Two bits of wisdom – well, one biggie in two parts. #1: Talent is code for strong work ethic. There is no substitute. The FX pedal shown here does not exist. You have complete control over your talent level. People often think of talent as being assigned by G-d, but it’s time and effort. Every athlete is born with the same muscle and skeleton structure. Every guitarist had to learn how to play at some point. When I began singing, I was horrible. Like, really bad. I worked on it. I got better. On Tuesday, a gentleman from Shure said I had “an amazing voice” (they make microphones). Look at Spud Webb, who was probably told as a kid that he could never play pro basketball due to his height. Work hard, practice, improve your game and you can achieve any goal. You may have to work harder than anyone else – not everyone has the same hill to climb – but you’ll reach the top eventually. Which brings us to #2, the formula for distance: Time x Effort = Distance.

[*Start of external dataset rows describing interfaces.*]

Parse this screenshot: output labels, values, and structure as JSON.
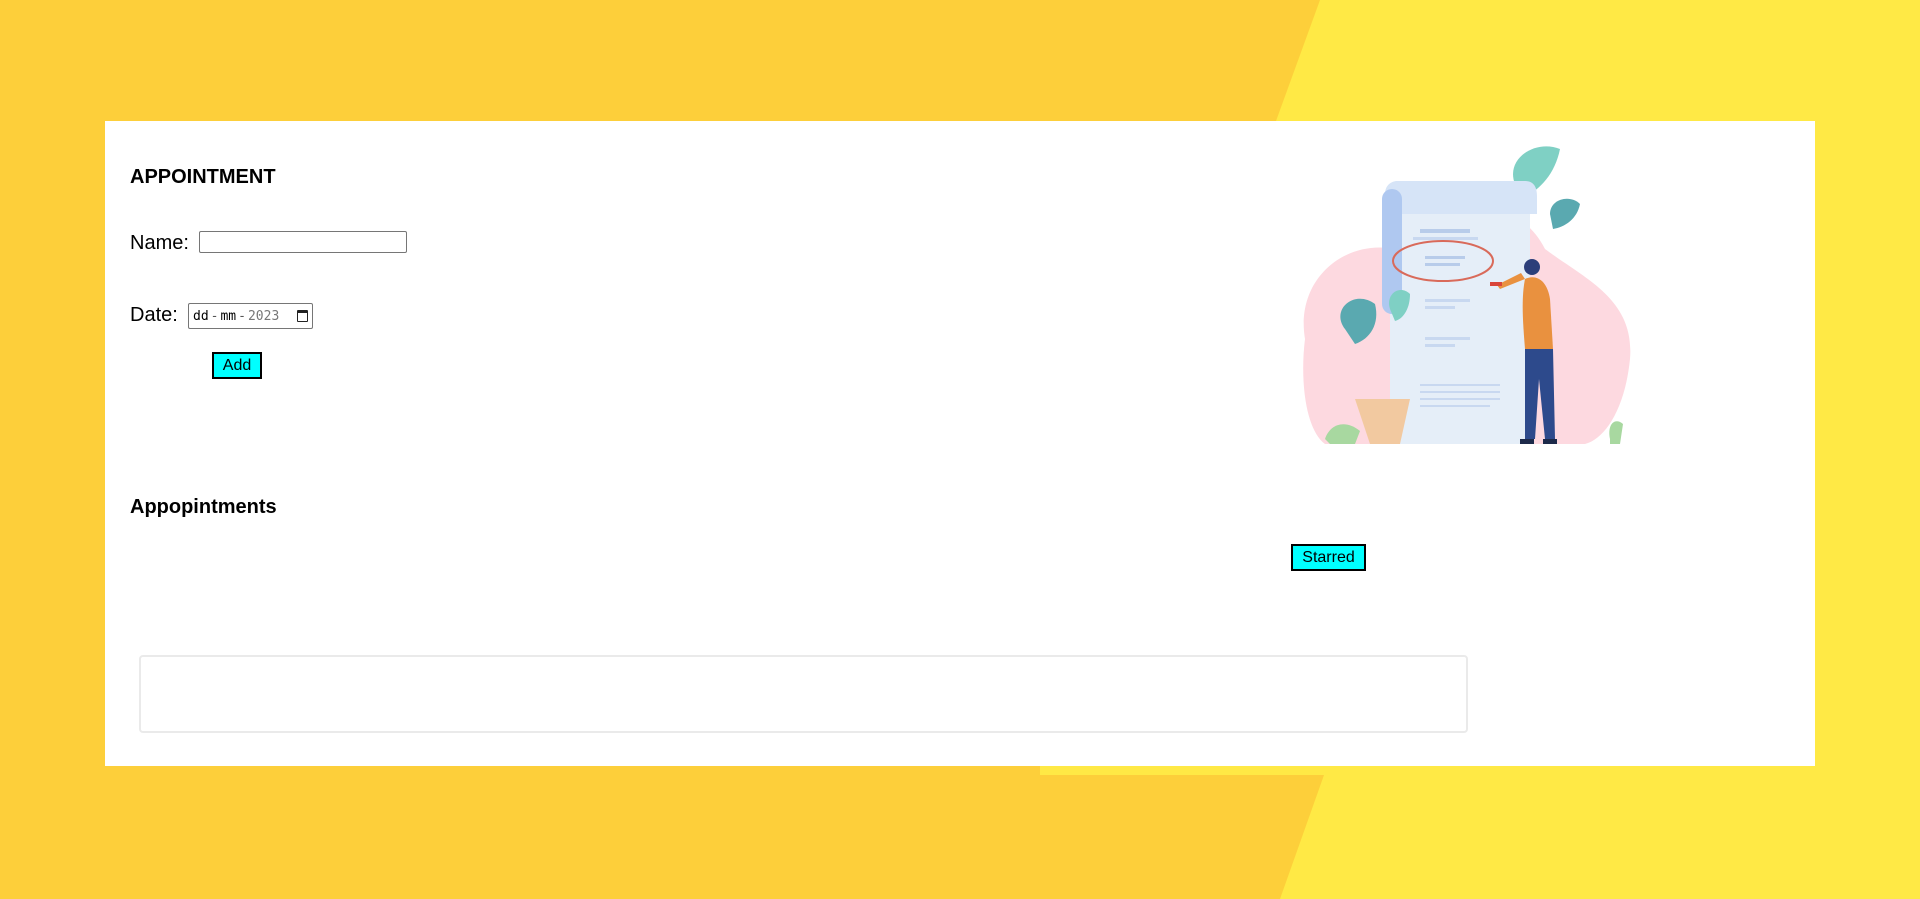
{
  "form": {
    "title": "APPOINTMENT",
    "name_label": "Name:",
    "name_value": "",
    "date_label": "Date:",
    "date_parts": {
      "day": "dd",
      "month": "mm",
      "year": "2023"
    },
    "add_label": "Add"
  },
  "list": {
    "heading": "Appopintments",
    "starred_label": "Starred",
    "items": []
  },
  "colors": {
    "background_light": "#FFE945",
    "background_dark": "#FDCF3A",
    "card": "#FFFFFF",
    "button": "#00FFFF"
  },
  "icons": {
    "date_picker": "calendar-icon",
    "illustration": "appointment-checklist-illustration"
  }
}
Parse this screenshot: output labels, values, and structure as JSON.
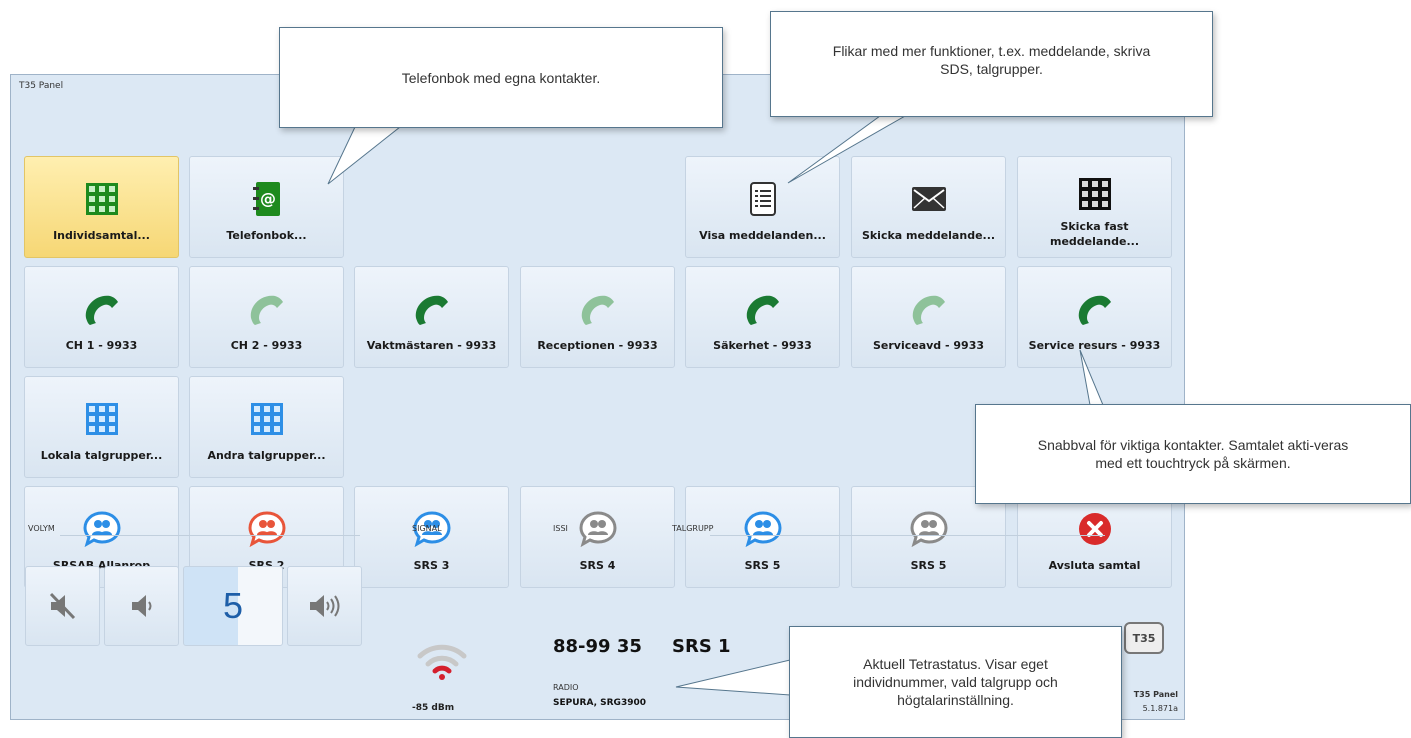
{
  "window": {
    "title": "T35 Panel"
  },
  "top_buttons": [
    {
      "label": "Individsamtal...",
      "icon": "keypad-icon"
    },
    {
      "label": "Telefonbok...",
      "icon": "phonebook-icon"
    },
    {
      "label": "Visa meddelanden...",
      "icon": "message-list-icon"
    },
    {
      "label": "Skicka meddelande...",
      "icon": "envelope-icon"
    },
    {
      "label": "Skicka fast meddelande...",
      "icon": "keypad-icon"
    }
  ],
  "contacts": [
    {
      "label": "CH 1 - 9933",
      "state": "active"
    },
    {
      "label": "CH 2 - 9933",
      "state": "inactive"
    },
    {
      "label": "Vaktmästaren - 9933",
      "state": "active"
    },
    {
      "label": "Receptionen - 9933",
      "state": "inactive"
    },
    {
      "label": "Säkerhet - 9933",
      "state": "active"
    },
    {
      "label": "Serviceavd - 9933",
      "state": "inactive"
    },
    {
      "label": "Service resurs - 9933",
      "state": "active"
    }
  ],
  "group_buttons": [
    {
      "label": "Lokala talgrupper..."
    },
    {
      "label": "Andra talgrupper..."
    }
  ],
  "talkgroups": [
    {
      "label": "SRSAB Allanrop",
      "color": "#2c8ee6"
    },
    {
      "label": "SRS 2",
      "color": "#e8553a"
    },
    {
      "label": "SRS 3",
      "color": "#2c8ee6"
    },
    {
      "label": "SRS 4",
      "color": "#8a8a8a"
    },
    {
      "label": "SRS 5",
      "color": "#2c8ee6"
    },
    {
      "label": "SRS 5",
      "color": "#8a8a8a"
    }
  ],
  "end_call": {
    "label": "Avsluta samtal"
  },
  "status": {
    "volym_label": "VOLYM",
    "volume_value": "5",
    "signal_label": "SIGNAL",
    "signal_value": "-85 dBm",
    "issi_label": "ISSI",
    "issi_value": "88-99 35",
    "talgrupp_label": "TALGRUPP",
    "talgrupp_value": "SRS 1",
    "radio_label": "RADIO",
    "radio_value": "SEPURA, SRG3900",
    "app_name": "T35 Panel",
    "version": "5.1.871a",
    "logo_text": "T35"
  },
  "callouts": {
    "phonebook": "Telefonbok med egna kontakter.",
    "tabs": "Flikar med mer funktioner, t.ex. meddelande, skriva SDS, talgrupper.",
    "quickdial": "Snabbval för viktiga kontakter. Samtalet akti-veras med ett touchtryck på skärmen.",
    "status": "Aktuell Tetrastatus. Visar eget individnummer, vald talgrupp och högtalarinställning."
  }
}
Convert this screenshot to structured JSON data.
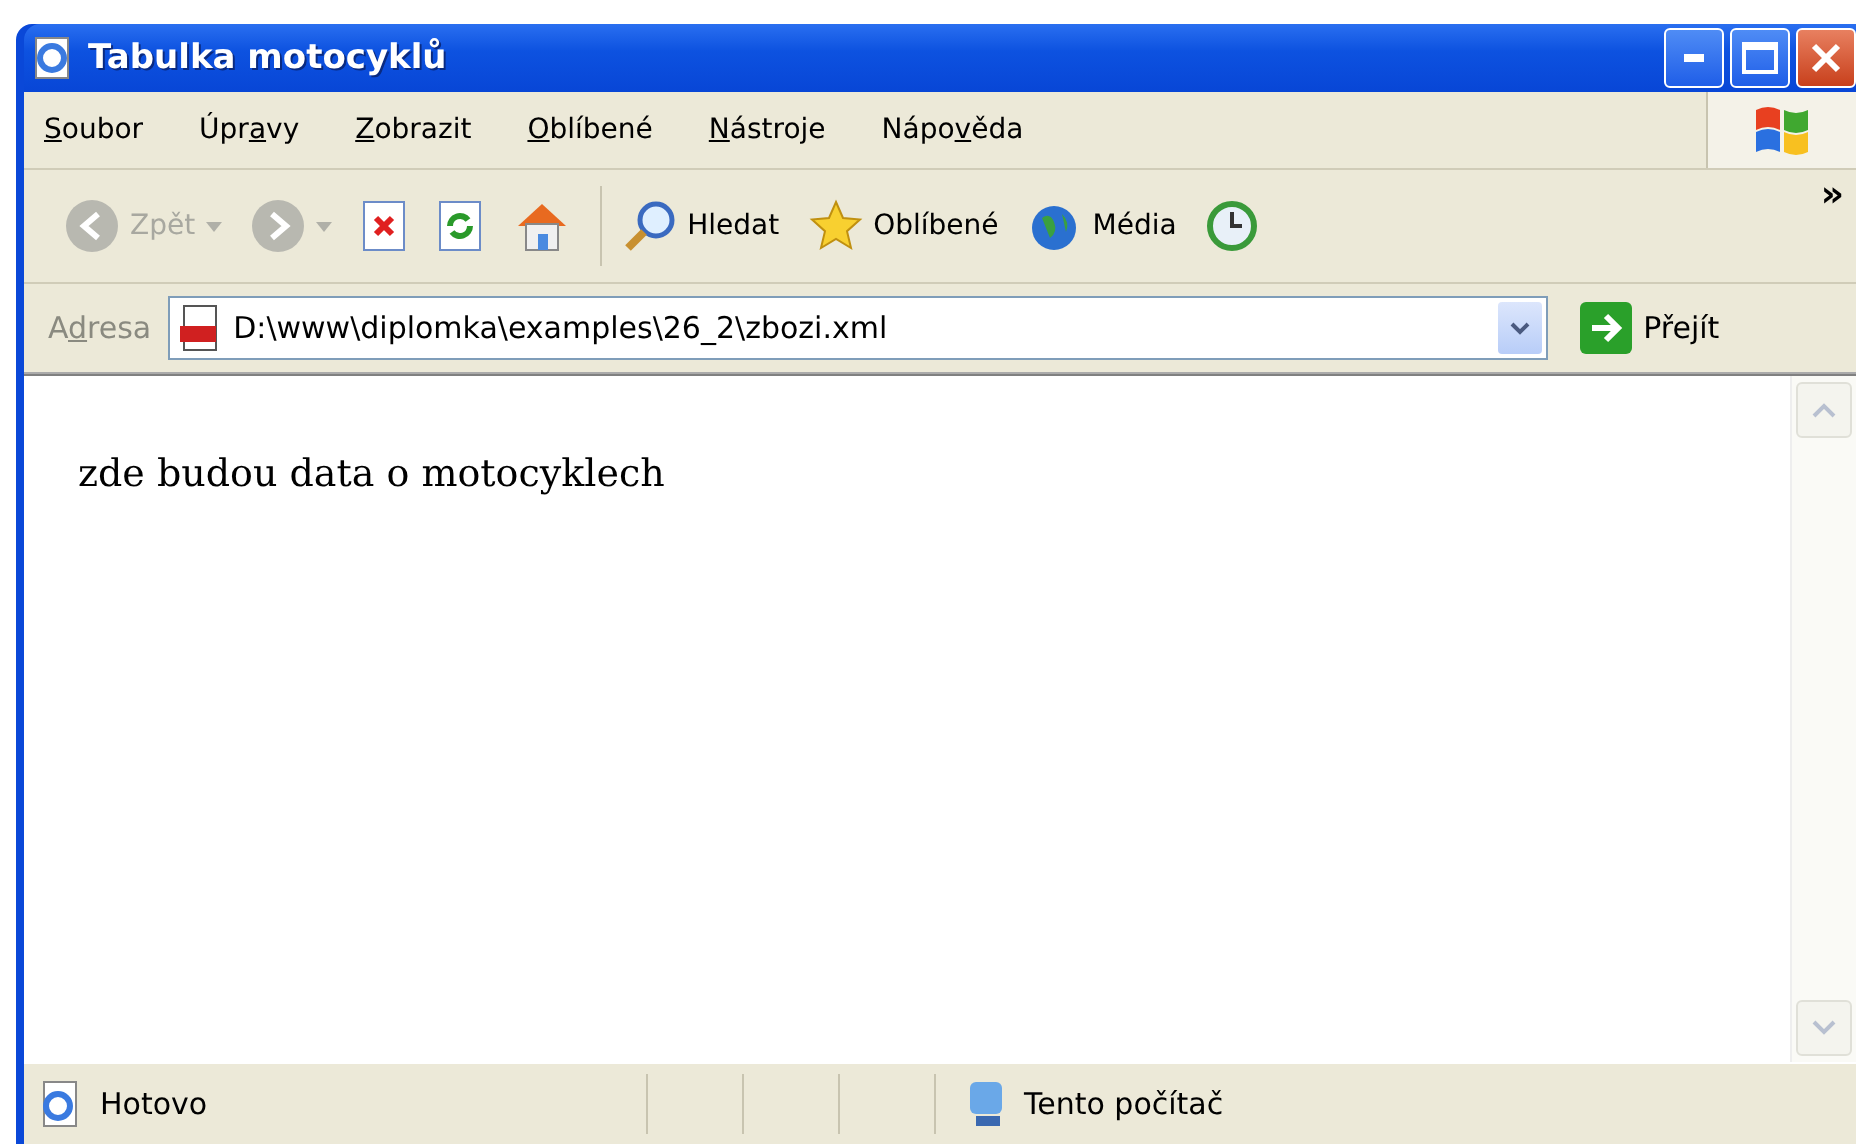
{
  "window": {
    "title": "Tabulka motocyklů"
  },
  "menu": [
    {
      "key": "S",
      "after": "oubor"
    },
    {
      "before": "Úpr",
      "key": "a",
      "after": "vy"
    },
    {
      "key": "Z",
      "after": "obrazit"
    },
    {
      "key": "O",
      "after": "blíbené"
    },
    {
      "key": "N",
      "after": "ástroje"
    },
    {
      "before": "Nápo",
      "key": "v",
      "after": "ěda"
    }
  ],
  "toolbar": [
    {
      "kind": "back",
      "label": "Zpět",
      "disabled": true
    },
    {
      "kind": "forward",
      "disabled": true
    },
    {
      "kind": "stop"
    },
    {
      "kind": "refresh"
    },
    {
      "kind": "home"
    },
    {
      "kind": "separator"
    },
    {
      "kind": "search",
      "label": "Hledat"
    },
    {
      "kind": "favorites",
      "label": "Oblíbené"
    },
    {
      "kind": "media",
      "label": "Média"
    },
    {
      "kind": "history"
    }
  ],
  "toolbar_more": "»",
  "address": {
    "label_parts": [
      "A",
      "d",
      "resa"
    ],
    "value": "D:\\www\\diplomka\\examples\\26_2\\zbozi.xml",
    "go": "Přejít"
  },
  "content": {
    "text": "zde budou data o motocyklech"
  },
  "status_bar": {
    "status": "Hotovo",
    "zone": "Tento počítač"
  }
}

The harder you work, the less time it will take to reach your destination. If you only practice once a week, it will take you seven times longer to [play guitar well] than your classmate who practices daily. Sometimes my students are discouraged by this part; they want that Talent Simulator. I think it’s because American pop culture encourages quick fixes – microwaves, magic diet pills (or liposuction), tanning salons … I’m sure there are better examples but you see my point.
The harder you work, the farther you will go in the same amount of time. Rat Race? No worries when you are working harder than your competition; you will go farther. The only risk is burning out. Recall the astronomical metaphor commonly heard when famous people die young, “the brightest stars burn fastest.” This may be true, but with moderation you can avoid becoming a burnout. Moderation is key. Everyone has different limits, everyone has different struggles. Maybe the tools you need are not available? Maybe you have it harder than the next person. But maybe you can work a little harder and focus more on what really needs to be done to achieve your goal(s).